|International Classification||G02B6/34, G02B6/28, G02B6/10, G02B27/28|
|Cooperative Classification||G02B6/105, G02B27/283, G02B6/272, G02B6/2817, G02B27/288, G02B6/2938, G02B6/2773, G02B6/29302|
|European Classification||G02B27/28B, G02B6/28B4, G02B27/28F, G02B6/10P, G02B6/293W2, G02B6/293B|
|Oct 28, 1985||AS||Assignment|
Owner name: GTE LABORATORIES INCORPORATED, A CORP. OF DE.
Free format text: ASSIGNMENT OF ASSIGNORS INTEREST.;ASSIGNORS:CARLSEN, W. JOHN;MELMAN, PAUL;REEL/FRAME:004478/0908
Effective date: 19851022
|Dec 10, 1990||FPAY||Fee payment|
Year of fee payment: 4
|Jan 10, 1995||FPAY||Fee payment|
Year of fee payment: 8
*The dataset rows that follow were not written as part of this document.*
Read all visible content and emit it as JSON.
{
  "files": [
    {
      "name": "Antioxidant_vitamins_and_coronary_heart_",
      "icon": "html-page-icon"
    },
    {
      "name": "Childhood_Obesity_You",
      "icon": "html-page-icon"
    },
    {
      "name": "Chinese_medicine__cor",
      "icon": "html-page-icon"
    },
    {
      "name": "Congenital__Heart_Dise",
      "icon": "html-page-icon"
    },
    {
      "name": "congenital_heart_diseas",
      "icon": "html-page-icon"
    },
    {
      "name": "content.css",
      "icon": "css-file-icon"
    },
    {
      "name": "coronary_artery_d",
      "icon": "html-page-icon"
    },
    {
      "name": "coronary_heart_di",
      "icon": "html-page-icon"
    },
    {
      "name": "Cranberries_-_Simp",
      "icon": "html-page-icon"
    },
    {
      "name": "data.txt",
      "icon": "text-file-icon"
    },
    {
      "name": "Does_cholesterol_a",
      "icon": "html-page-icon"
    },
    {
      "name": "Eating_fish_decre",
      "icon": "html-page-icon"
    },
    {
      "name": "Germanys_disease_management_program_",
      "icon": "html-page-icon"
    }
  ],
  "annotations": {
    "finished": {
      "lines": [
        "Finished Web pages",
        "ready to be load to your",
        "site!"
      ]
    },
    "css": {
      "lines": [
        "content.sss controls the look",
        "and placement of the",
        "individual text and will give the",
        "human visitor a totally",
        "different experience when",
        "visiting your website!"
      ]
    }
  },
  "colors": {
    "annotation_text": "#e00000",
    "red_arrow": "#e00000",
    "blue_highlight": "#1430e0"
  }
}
|Dec 16, 1998||FPAY||Fee payment|
Year of fee payment: 12